**Exercise aim**
Check each line of the data for "icon", and copy the ones that have it.

Dataset rows for apps and sites:
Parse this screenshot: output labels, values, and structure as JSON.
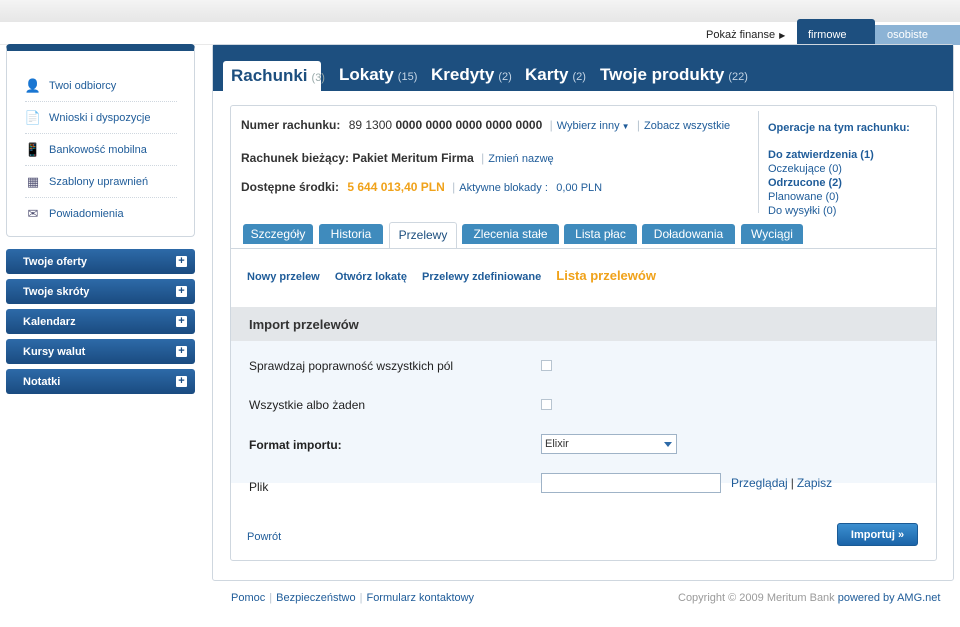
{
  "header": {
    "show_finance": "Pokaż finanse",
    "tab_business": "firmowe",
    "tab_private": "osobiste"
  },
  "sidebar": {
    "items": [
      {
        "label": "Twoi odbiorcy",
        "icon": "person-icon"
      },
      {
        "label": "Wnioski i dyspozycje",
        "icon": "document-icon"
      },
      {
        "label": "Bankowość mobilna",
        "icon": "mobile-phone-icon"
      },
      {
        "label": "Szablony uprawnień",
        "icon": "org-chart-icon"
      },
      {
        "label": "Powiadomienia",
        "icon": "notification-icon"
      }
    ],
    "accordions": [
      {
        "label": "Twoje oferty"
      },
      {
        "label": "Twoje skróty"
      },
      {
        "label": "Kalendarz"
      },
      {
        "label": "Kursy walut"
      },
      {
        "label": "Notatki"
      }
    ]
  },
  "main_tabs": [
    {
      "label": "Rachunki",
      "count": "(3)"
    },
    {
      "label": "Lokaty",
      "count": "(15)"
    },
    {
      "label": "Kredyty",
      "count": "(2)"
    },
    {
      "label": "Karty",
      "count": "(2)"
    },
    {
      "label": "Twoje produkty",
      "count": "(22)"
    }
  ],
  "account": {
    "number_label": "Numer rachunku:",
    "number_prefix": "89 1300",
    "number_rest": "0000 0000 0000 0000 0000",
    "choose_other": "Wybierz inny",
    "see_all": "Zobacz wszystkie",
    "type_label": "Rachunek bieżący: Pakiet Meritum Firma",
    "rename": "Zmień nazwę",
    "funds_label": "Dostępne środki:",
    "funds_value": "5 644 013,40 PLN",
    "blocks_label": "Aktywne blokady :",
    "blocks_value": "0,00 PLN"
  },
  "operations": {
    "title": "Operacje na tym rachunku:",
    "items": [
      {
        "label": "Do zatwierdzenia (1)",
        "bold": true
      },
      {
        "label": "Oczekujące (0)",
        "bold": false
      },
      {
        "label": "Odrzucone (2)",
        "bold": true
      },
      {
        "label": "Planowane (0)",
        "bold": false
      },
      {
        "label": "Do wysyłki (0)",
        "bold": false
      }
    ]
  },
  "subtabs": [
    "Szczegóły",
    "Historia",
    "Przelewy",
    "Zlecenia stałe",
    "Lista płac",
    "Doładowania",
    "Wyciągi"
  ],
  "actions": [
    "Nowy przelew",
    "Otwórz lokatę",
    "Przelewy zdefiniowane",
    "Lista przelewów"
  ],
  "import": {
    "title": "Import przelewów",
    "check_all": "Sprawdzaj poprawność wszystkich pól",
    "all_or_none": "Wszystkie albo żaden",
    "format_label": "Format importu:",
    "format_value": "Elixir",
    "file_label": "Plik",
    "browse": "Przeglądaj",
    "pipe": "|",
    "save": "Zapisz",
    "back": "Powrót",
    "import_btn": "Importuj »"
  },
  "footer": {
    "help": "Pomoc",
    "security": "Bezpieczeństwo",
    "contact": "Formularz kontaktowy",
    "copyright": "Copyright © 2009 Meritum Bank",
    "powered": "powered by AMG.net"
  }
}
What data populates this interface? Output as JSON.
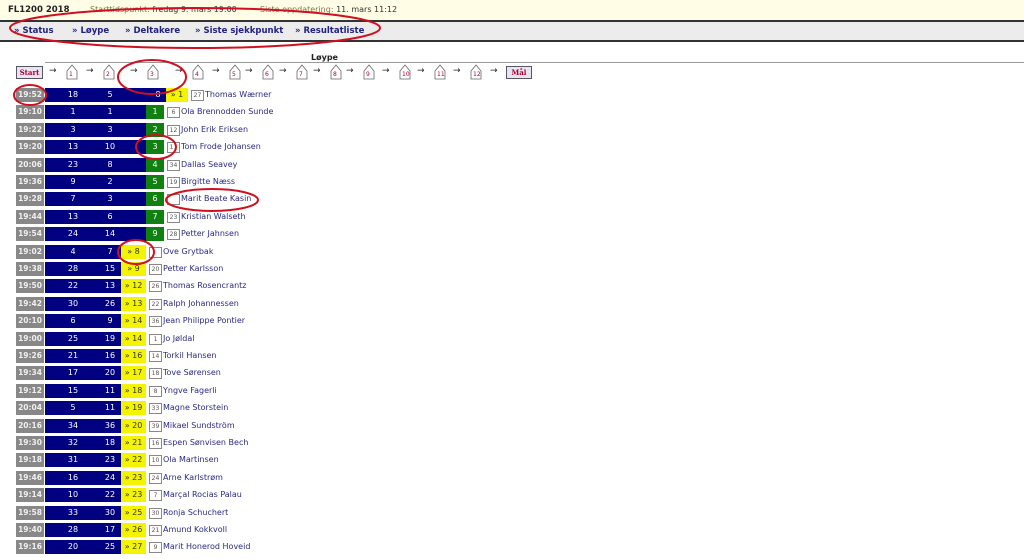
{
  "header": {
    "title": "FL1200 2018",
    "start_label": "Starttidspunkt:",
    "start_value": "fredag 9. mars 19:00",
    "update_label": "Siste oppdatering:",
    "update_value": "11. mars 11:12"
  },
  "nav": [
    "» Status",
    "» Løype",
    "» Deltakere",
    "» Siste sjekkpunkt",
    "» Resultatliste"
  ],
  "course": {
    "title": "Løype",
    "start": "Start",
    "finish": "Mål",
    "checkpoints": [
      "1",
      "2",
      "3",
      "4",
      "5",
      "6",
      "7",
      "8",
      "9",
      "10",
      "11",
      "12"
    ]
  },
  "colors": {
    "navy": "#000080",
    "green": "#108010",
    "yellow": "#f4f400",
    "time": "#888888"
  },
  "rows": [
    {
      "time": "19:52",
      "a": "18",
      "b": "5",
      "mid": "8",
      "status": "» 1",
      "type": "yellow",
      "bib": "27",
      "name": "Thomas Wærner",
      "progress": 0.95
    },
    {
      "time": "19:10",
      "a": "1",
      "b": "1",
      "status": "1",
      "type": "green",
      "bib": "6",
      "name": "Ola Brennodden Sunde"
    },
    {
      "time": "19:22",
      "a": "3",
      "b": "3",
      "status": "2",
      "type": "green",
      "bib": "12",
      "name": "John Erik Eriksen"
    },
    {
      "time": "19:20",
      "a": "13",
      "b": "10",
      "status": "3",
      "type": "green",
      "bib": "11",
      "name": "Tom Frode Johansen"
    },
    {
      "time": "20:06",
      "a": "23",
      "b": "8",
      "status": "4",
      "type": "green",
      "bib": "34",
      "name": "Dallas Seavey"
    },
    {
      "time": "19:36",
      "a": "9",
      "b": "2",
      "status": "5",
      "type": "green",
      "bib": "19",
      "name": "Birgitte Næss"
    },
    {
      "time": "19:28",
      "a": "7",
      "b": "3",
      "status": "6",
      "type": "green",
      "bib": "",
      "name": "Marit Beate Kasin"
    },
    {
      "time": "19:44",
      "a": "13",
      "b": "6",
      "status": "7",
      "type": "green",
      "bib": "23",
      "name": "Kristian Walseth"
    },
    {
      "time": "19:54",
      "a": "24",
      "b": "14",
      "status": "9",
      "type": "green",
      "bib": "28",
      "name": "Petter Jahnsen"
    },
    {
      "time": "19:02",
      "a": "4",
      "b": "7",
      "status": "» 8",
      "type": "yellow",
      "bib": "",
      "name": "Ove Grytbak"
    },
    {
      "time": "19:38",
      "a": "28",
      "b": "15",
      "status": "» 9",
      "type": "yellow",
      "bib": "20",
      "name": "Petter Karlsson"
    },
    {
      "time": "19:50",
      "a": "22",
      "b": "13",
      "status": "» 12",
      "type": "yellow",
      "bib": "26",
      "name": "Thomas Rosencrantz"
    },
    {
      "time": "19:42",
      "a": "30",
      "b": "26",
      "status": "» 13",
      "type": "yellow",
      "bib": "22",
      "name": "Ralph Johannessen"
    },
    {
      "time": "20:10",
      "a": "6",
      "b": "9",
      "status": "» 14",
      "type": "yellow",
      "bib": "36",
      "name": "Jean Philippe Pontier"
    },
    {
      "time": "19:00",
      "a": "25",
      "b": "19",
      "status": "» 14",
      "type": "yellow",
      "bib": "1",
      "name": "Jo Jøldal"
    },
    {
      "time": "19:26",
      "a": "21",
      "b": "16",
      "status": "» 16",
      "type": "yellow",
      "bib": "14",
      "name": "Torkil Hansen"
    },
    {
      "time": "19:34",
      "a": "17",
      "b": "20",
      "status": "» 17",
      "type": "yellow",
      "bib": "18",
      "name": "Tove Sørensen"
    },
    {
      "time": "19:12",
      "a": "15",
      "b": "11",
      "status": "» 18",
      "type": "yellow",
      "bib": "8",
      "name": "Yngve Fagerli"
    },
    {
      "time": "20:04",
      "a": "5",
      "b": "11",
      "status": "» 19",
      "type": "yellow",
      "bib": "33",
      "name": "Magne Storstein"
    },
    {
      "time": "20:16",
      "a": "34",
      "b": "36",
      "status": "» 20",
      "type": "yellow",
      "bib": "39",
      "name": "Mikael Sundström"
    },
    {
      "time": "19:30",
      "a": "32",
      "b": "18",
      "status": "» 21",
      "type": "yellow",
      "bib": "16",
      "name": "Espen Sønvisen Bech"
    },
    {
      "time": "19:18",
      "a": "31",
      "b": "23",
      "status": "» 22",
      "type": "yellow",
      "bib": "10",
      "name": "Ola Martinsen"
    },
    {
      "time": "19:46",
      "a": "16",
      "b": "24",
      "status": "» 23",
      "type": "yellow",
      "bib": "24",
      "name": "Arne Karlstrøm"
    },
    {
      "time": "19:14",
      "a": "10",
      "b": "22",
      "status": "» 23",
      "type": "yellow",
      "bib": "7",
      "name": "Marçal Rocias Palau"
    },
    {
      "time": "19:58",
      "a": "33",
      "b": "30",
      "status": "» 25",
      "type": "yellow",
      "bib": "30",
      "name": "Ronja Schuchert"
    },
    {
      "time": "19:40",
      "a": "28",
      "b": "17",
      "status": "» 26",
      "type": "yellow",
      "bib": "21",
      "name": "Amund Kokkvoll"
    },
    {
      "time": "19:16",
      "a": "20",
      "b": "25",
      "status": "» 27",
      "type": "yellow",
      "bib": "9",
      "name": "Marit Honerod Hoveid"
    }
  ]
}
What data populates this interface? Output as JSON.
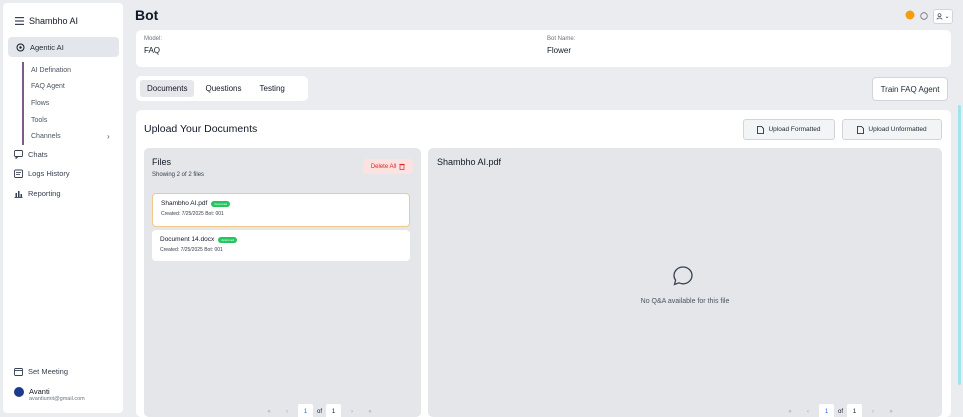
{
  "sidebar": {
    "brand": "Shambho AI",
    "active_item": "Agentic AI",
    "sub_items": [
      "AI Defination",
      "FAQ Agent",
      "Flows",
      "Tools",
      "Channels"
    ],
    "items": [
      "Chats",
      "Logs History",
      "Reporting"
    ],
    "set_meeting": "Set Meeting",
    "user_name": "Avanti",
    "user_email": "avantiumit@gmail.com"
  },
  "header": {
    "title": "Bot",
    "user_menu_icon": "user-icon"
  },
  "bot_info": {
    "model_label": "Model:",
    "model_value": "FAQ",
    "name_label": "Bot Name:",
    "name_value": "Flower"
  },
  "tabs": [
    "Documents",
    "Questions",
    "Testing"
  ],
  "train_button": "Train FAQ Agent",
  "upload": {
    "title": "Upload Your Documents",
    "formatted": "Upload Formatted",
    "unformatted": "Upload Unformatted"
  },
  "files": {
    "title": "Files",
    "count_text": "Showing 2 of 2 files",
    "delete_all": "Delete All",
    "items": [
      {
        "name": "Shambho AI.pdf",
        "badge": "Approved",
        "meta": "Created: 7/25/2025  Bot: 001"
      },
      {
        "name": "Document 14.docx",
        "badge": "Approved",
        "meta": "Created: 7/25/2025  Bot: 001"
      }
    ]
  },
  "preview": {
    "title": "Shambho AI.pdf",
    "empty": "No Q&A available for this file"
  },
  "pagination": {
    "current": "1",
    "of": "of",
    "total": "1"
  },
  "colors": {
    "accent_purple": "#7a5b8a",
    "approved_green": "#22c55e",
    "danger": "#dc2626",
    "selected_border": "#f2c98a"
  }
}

**Output for this exercise**
        "icon": "person-icon"
        "icon": "document-icon"
        "icon": "mobile-phone-icon"
        "icon": "org-chart-icon"
        "icon": "notification-icon"
    "user_menu_icon": "user-icon"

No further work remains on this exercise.